By Terri Moon Cronk DoD News, Defense Media Activity
WASHINGTON, Dec. 19, 2017 — The Syrian Democratic Forces continue their momentum to drive the Islamic State of Iraq and Syria out of Syria in their advance against the enemy in the
Speaking to reporters via teleconference from Kuwait, Dillon noted that the SDF have “deliberately and meticulously” cleared about 1,700 square miles of former ISIS territory since the beginning of operations in September.
“Despite recent claims from Russia that Syria is free from ISIS terror, the SDF are still meeting resistance from ISIS fighters in the region,” he said. “ISIS is putting up a stiff defense in remaining territories in the [Middle Euphrates River Valley], likely as a delaying action to allow other elements to displace to Southwest and Northwest Syria to seek sanctuary or continue to fight.”
He noted Syrian regime commanders in Eastern Syria suggest ISIS fighters from the valley might have slipped through porous Syrian and Russian defenses to arrive in areas near Damascus.
“We’ve also seen a recent ISIS attempt to transit westward through the [Tanf] area, albeit unsuccessfully, because of our partners’ actions to interdict,” Dillon said, adding the SDF remains “steadfast,” making progress in the Middle Euphrates River Valley.
SDF, ISF Milestone
A milestone was met Dec. 11, when the SDF reached the border of Iraq and linked up with Iraqi forces who were completing their clearance of ISIS’ final pockets in Iraq, the colonel said. “Our two defeat-ISIS partners are working together to reestablish a secure international border,” he added.
Just as the coalition has been committed to the military defeat of ISIS, “we are equally committed to securing the gains on the battlefield and preventing the return of this terrorist group,” Dillon said. The broader efforts of the global coalition are also focused on the stabilization of areas cleared of ISIS, he added.
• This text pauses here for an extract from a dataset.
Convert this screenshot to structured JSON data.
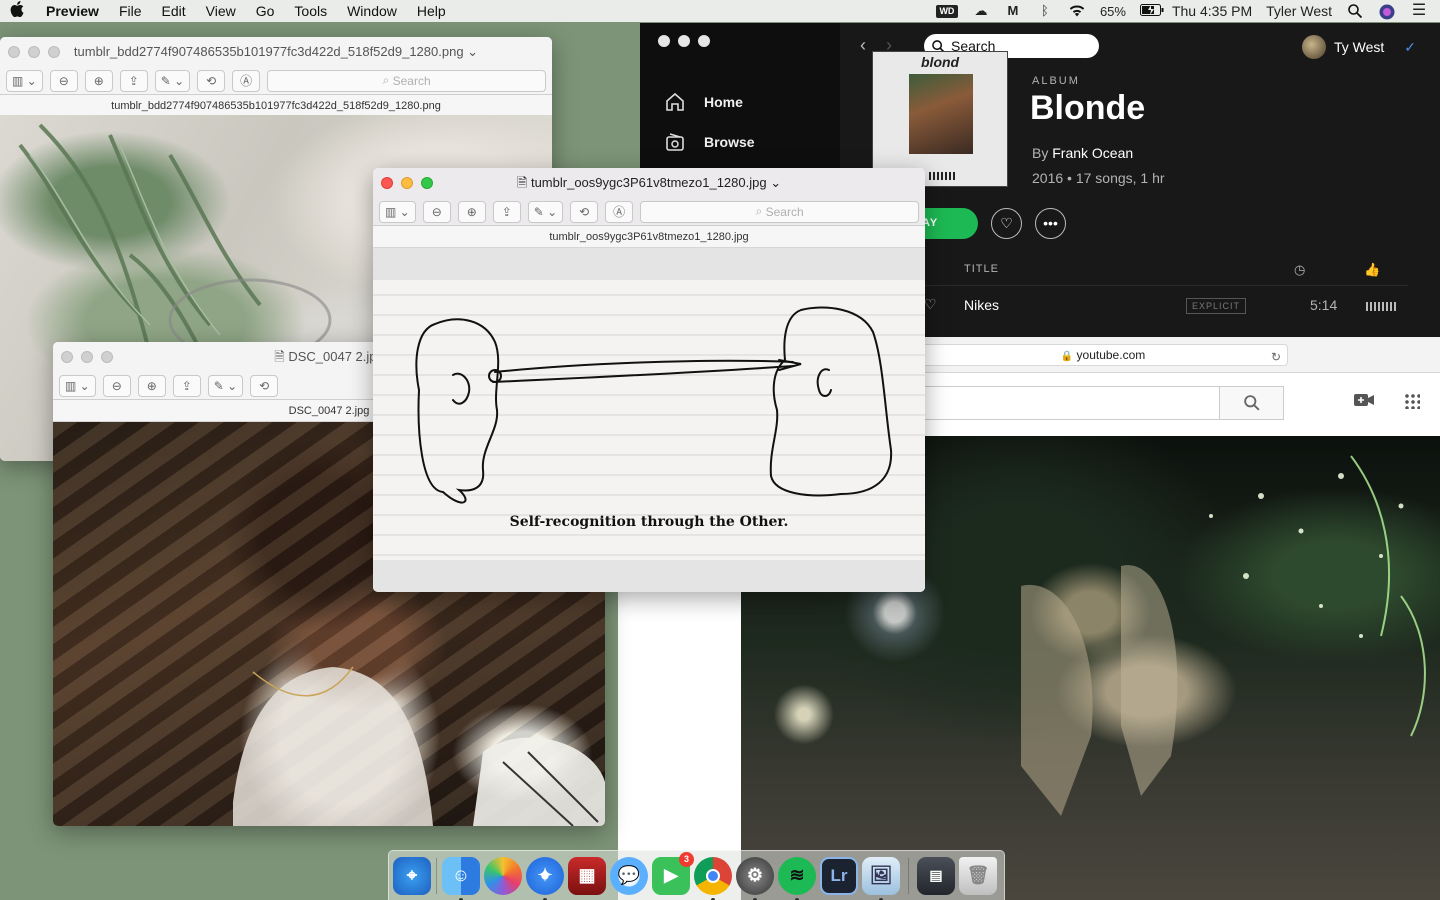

“The civilian-led efforts addressing vital needs, such as restoring essential services and fostering education and employment, stabilization and humanitarian efforts, go hand-in-hand with our military campaign and all these efforts lead to lasting security and help people return to their homes and get on with their lives,” the colonel said.
And the coalition continues to put pressure on ISIS senior leaders and associates across multiple networks to degrade, disrupt and dismantle remaining ISIS structures and remove the terrorists throughout Iraq and Syria, he said.
Coalition Congratulates Abadi
Dillon congratulated Iraqi Prime Minister Haider al-Abadi and the Iraqi people on achieving full liberation from ISIS.
“We honor the sacrifices of all elements of the Iraqi security forces that fought ISIS for the last three years,” he said. “The military parade in Baghdad was well-received and other celebrations were well-attended and highlighted the professionalism of the Iraqi security forces. Prime Minister Abadi said in his liberation announcement that ‘Iraq must wipe out any ISIS remaining relics and never allow terrorism to return.’”
The Way Ahead
A high-level committee of the Iraqi Defense Ministry and CJTF leaders met Dec. 5 to discuss the way forward for the coalition’s continued support of Iraq, Dillon said.
“The meeting prepared for the future transition of the defeat of ISIS campaign,” he said, adding, “The campaign will tailor our support based on Iraqi requirements with a particular emphasis on the capabilities needed to hold and secure liberated areas.”
As an example, the coalition began training with 60 members of the Iraqi border guard force, the colonel said. The border guard project, he added, will instruct the forces in deployments on the border to control movements and deny passage of terrorist infiltrations.
Dillon said the focus in Iraq is increasingly on long-term stabilization so life can return to normal and the Iraqi people can look forward to a brighter future.
“We have made it clear that the defeat of ISIS will not occur on the battlefield alone and that is why we are working with many governments and non-governmental partners around the world to counter the terrorist group's efforts to radicalize, recruit and inspire people to violence,” he said.
ISIS’ Virtual Domain
“Although ISIS’ physical caliphate has crumbled, we fully expect the enemy to make a concerted effort to maintain their presence and influence in the virtual domain,” the colonel said. “While ISIS has been defeated as a conventional force, we cannot forget their terrorist roots.”
Dillon said ISIS has not regained any of the liberated territory across Iraq and Syria, and more than 7.7 million people are now free from the enemy.
But the campaign to defeat ISIS is not over, he said.
“We know this enemy is adaptive and savvy as it is cruel and evil,” the colonel said. “We will continue to support our partners and keep pressure on ISIS to deliver a lasting defeat so that these terrorists in Iraq and Syria cannot return.”